We didn’t want to get rid of any of that traditional flavor, but we wanted to boost the nutrition by converting this recipe into a plant-based borscht version. It was also important to us to reduce the time commitment for making this healthful soup. Because traditional versions require a multi-day wild fermentation process to build that iconic sour flavor, it usually takes a long time to prepare. So, we took a few shortcuts that don’t sacrifice flavor!
This modernized plant-based borscht is very quick to prepare because we use lemon juice instead of fermenting vegetables. We also boosted up the vegetable content – adding celery root, zucchini, bell pepper, and cabbage to the traditional recipe. Finally, we provided a recipe for a delicious, low-calorie vegan sour cream to use as garnish. Because borscht just isn’t the same without sour cream!
This plant-based borscht is good any day of the week. It’s well-suited for lunch and dinner, but I’ve also eaten it for breakfast because it’s that good! You can eat it cold or hot, but it’s especially good when served warm with a sour bread (such as a sourdough or rye).
If you’ve had traditional borscht, we’d love to know what you think of this plant-based version. Let us know in the comments if it lives up to your expectations!
Yields: 6 cups | Serving size: 1 cup | Calories: 78 | Total Fat: 1g | Saturated Fat: 0g | Trans Fat: 0g | Cholesterol: 0mg | Sodium: 79mg | Carbohydrates: 17g | Fiber: 4g | Sugar: 8g | Protein: 3g | SmartPoints (Freestyle): 1
- 1 large carrot
- 1/2 pound celery root
- 1 medium red onion
- 1 medium zucchini
- 1 medium tomato
- 1/2 large red bell pepper
- 6 ounces or 1/4 head small red cabbage
- 1/2 pound or 2 medium beets
- 3 cups vegetable broth, plus additional broth for liquid sauté
- 1 lemon
- Salt and pepper to taste
- 1/4 cup fresh chopped parsley (optional)
- 1 (12 ounce container) extra firm silken tofu, drained
- 1 tablespoon lemon juice
- 1 tablespoon red wine vinegar
- Salt to taste
- Peel and wash the vegetables.
- Grate the carrots, zucchini, red cabbage, and beets using a food processor or medium grate.
- Chop the onion, tomato, and bell pepper into 1/2 inch cubes or smaller.
- Liquid sauté grated and chopped vegetables in pan for 3 to 5 minutes: Heat several tablespoons of vegetable broth in a pan over medium-high heat until bubbling, then add veggies and liquid sauté until just al dente, just as you would with oil, frequently deglazing pan with wooden spatula and additional broth if it evaporates.
- Heat 3 cups vegetable broth in large pot until boiling, then reduce heat to simmer.
- Add sautéed veggies to broth and simmer for 20 to 25 minutes, adding salt and pepper to taste, and simmer until veggies are tender.
- Squeeze in the juice of 1 lemon to taste for traditional sour flavor.
- Combine all ingredients in high speed blender then puree until smooth and creamy.
- Chill before serving.
- Store in refrigerator in sealed container and use within 2 weeks.
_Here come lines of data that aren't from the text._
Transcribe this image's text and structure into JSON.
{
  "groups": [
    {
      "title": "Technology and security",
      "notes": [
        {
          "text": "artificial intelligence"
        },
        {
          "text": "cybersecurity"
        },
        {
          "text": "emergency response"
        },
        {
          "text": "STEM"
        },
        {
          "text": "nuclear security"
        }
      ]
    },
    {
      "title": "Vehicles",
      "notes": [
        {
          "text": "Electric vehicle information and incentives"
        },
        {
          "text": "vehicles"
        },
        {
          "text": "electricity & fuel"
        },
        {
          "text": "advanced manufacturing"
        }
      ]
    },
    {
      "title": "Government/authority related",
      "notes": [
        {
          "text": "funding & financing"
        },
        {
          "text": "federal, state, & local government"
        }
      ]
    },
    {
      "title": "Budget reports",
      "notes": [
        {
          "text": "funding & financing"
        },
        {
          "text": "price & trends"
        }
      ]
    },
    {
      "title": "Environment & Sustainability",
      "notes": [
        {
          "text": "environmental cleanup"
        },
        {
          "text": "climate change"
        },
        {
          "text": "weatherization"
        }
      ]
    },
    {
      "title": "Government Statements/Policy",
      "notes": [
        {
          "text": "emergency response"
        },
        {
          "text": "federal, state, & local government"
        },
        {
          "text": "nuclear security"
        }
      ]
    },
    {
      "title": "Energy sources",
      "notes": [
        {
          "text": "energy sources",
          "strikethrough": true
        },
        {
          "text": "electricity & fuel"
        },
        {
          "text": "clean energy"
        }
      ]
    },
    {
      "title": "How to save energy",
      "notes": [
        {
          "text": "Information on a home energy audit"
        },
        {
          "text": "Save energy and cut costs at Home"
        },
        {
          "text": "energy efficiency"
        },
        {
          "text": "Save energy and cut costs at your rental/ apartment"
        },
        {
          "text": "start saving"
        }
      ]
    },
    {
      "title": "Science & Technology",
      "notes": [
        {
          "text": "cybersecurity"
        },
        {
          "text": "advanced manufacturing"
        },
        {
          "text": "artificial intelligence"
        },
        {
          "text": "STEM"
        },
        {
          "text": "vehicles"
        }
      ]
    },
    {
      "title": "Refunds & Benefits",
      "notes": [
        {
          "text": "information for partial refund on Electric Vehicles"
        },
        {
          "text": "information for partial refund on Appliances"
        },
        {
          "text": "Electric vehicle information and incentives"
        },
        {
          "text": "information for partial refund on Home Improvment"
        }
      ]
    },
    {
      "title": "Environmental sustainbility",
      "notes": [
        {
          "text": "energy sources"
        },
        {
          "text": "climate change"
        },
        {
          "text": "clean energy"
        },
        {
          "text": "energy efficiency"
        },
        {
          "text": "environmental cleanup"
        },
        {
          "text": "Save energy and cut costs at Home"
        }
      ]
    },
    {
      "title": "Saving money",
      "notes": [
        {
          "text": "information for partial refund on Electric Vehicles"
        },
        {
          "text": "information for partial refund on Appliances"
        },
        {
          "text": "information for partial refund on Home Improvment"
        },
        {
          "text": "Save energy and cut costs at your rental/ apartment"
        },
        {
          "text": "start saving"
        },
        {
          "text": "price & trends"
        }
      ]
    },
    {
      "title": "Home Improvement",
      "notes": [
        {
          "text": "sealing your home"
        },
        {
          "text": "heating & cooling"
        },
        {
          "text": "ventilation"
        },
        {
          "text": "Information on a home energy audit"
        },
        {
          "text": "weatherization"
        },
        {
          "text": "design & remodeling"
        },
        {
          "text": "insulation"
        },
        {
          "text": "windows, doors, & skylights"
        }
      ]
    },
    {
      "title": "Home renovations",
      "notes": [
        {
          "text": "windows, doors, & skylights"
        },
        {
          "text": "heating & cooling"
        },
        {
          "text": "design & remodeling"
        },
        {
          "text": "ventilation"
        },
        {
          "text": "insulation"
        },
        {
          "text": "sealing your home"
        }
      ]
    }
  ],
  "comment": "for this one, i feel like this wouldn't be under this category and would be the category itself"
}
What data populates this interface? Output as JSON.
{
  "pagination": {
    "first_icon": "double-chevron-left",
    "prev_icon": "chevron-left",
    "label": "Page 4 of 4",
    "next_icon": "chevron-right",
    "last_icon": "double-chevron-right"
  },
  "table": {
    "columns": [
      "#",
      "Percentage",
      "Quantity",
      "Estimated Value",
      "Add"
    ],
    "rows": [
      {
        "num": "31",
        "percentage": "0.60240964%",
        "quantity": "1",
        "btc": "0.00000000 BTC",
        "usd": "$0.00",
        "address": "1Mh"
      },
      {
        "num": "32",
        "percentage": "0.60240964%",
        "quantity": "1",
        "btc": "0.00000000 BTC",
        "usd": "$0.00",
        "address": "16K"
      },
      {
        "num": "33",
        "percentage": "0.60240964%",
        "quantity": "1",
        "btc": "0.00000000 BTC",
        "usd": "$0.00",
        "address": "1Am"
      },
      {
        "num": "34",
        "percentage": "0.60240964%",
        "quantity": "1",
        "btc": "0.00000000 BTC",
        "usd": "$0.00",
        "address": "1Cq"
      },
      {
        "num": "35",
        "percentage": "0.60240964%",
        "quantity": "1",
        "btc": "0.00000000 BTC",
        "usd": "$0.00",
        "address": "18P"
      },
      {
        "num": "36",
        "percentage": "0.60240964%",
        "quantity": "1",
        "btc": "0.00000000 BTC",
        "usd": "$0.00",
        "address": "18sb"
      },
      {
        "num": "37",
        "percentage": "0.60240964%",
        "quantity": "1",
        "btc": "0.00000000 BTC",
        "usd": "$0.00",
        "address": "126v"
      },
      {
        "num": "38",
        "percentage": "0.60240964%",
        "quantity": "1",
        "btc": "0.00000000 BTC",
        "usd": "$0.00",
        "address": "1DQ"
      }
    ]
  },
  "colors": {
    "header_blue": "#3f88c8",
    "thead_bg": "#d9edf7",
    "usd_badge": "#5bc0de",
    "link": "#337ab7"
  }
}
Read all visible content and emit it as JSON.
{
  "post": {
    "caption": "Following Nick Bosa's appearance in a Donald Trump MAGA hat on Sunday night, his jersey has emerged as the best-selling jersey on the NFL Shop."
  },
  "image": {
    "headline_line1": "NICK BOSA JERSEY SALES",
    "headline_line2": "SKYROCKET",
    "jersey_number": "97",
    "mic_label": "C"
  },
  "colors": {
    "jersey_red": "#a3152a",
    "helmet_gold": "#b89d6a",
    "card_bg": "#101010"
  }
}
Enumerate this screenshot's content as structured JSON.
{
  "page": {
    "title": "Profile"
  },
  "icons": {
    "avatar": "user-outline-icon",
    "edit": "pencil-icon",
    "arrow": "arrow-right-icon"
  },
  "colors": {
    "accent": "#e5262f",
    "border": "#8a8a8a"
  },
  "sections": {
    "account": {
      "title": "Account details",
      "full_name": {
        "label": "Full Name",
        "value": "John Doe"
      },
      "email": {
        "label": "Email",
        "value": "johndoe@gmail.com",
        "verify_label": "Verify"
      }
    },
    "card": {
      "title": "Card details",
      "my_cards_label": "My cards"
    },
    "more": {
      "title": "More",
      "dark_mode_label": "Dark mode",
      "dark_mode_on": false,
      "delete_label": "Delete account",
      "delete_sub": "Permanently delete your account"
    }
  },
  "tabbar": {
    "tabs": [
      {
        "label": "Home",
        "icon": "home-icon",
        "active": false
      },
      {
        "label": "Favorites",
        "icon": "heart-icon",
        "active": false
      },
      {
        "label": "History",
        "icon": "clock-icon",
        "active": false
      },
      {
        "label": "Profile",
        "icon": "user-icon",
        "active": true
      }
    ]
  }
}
Eric O’Grey is an inspirational speaker with a Bachelor of Science from San Jose State University and a Doctor of Law degree from Emory University. Eric enjoys long-distance running with his dog, Jake; gourmet plant-based cooking; and spending time with his wife, Jaye.
He is passionate about animal kindness, plant-based nutrition, and helping others reverse obesity and achieve their optimal weight and happiness. Learn more about Eric and his initiatives at EricandPeety.com and in his new book, Walking with Peety.